Peacekeepers Fire Big Gun At Serbs; Casualty Toll Mounts
Jul. 02, 1995
SARAJEVO, Bosnia-Herzegovina (AP) _ A mortar shell apparently fired by rebel Serbs struck a tree at the U.N. headquarters in Sarajevo on Sunday, wounding three peacekeepers and the Bosnian police guard of the adjacent U.S. Embassy.
Seven more civilians were injured in other shelling, the Bosnian Health Ministry said. They included an Associated Press reporter and photographer wounded when two shells exploded right outside the U.N. compound 10 minutes after the first had hit a tree and sprayed both the U.N. buildings and U.S. embassy with shrapnel.
The attacks came during a weekend of escalating violence against civilians and peacekeepers in the besieged Bosnian capital. There are increasing questions about whether the U.N. can or should remain in Bosnia.

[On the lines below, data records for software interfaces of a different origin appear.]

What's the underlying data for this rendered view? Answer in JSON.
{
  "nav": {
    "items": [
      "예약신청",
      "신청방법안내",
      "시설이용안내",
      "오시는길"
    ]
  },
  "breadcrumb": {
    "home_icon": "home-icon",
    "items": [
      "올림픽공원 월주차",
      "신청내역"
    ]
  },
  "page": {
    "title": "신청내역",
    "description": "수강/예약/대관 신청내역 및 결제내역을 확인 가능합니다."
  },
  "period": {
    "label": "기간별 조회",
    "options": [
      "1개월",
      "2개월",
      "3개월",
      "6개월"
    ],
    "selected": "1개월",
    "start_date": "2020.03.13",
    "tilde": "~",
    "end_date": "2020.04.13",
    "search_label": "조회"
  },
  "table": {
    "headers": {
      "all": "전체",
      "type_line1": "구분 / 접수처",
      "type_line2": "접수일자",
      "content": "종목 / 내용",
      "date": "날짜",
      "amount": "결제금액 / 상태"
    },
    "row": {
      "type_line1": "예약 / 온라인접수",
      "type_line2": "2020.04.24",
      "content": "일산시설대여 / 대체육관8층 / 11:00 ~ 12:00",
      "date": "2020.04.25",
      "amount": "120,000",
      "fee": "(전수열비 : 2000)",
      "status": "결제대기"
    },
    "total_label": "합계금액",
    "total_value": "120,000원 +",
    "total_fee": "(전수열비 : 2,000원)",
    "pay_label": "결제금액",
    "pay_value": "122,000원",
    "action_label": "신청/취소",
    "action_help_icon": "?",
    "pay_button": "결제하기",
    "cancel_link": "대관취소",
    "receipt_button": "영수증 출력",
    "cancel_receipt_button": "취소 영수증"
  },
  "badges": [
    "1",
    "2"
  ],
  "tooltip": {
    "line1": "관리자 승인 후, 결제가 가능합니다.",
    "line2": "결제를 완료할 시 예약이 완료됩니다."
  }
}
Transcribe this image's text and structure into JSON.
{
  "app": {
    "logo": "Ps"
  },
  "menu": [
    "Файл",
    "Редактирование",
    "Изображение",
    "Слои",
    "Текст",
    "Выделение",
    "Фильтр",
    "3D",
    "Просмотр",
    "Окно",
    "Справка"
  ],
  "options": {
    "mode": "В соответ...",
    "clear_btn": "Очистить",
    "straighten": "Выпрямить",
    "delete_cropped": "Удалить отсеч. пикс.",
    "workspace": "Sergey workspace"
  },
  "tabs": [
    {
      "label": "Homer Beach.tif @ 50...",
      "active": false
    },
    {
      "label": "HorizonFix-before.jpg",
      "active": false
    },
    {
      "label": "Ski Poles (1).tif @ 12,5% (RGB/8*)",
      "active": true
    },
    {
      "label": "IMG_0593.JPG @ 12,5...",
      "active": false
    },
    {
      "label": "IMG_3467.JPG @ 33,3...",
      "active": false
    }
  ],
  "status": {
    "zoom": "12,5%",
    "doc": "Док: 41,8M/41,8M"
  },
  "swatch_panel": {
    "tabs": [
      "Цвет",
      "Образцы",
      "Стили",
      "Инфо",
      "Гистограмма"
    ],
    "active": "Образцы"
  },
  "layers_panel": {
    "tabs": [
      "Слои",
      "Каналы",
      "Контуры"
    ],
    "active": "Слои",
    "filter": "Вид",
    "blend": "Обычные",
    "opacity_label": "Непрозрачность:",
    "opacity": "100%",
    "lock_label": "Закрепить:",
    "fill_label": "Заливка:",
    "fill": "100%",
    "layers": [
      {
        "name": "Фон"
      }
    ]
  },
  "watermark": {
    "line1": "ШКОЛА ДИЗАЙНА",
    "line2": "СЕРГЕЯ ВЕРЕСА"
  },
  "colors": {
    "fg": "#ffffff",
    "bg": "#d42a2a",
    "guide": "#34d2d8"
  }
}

Thirteen people were killed and 75 wounded as Serb shells rained down on residential areas Saturday and early Sunday, the Health Ministry said. Streets were deserted, debris was scattered everywhere and the pavement was stained with blood.
Serb shelling, and targeting of U.N. facilities, have increased dramatically since the Muslim-led government launched an offensive June 15 to lift the 38-month siege of Sarajevo.
Around noon Sunday, a mortar shell detonated in the branches of a tree around the U.N. headquarters for Bosnia, said U.N. spokesman Lt. Col. Gary Coward. Three peacekeepers were injured by shrapnel, he said.
The Bosnian policeman guarding the adjacent U.S. Embassy compound, 27-year-old Sabahudin Luckin, also suffered shrapnel wounds to his hands, hospital officials said. Embassy staff took shelter in the basement.
``There are some very lucky people here,'' said Coward speaking from his office in the U.N. compound. Two of his windows were smashed by shrapnel, and a large piece of metal was embedded in a desk, he said.
``Given recent events, I believe it's reasonable to guess fairly accurately who fired,'' Coward said, referring to rebel Serbs.
AP photographer Santiago Lyon and AP reporter Srecko Latal both suffered shrapnel wounds in their legs when two more shells hit minutes later. Latal was released after hospital treatment, while Lyon underwent surgery to remove the shrapnel.
Earlier Sunday, French peacekeepers fired the biggest gun in their arsenal after Serbs attacked a U.N. convoy with an anti-aircraft battery on the sole, perilous route out of Sarajevo.
The peacekeepers on Mount Igman fired two shells from a 120-mm mortar, the biggest the U.N. has used since war erupted in Bosnia in April 1992.
They opened fire after a Serb battery of 30-mm anti-aircraft weapons attacked U.N. vehicles on the treacherous Mount Igman road, said Maj. Guy Vinet, a U.N. spokesman. No one in the convoy was hurt.
The Serbs failed to stop the attack after the peacekeepers fired a warning smoke shell, he said. The first shell landed 50 yards from the Serb battery, the second 20 yards away.
It was unclear if the Serb guns had been damaged, but Vinet said they stopped firing.
The French mortar had been deployed on direct orders from French President Jacques Chirac in an effort to better protect peacekeepers.
Elsewhere, Serbs said two boys, ages 11 and 13, were killed when Croatian troops shelled the Serb-held town of Brcko in northeastern Bosnia late Saturday. Four people were wounded, said the Bosnian Serb news agency SRNA.
There was no confirmation that the shelling originated in neighboring Croatia. The rebel Serbs have long feared that Croatian army troops would join forces with Bosnian Croats in the area.
Late Saturday, the U.N. aid agency reported a tragedy: the first hunger-related deaths in the northwestern government enclave of Bihac, which has seen only five aid convoys since April 5.
An elderly man was found dead in his apartment. He had left a letter saying he had nothing to eat and was too proud to beg. The second victim, a 3-year-old boy, weighed only 15 pounds when he died, the U.N. High Commissioner for Refugees said in a statement.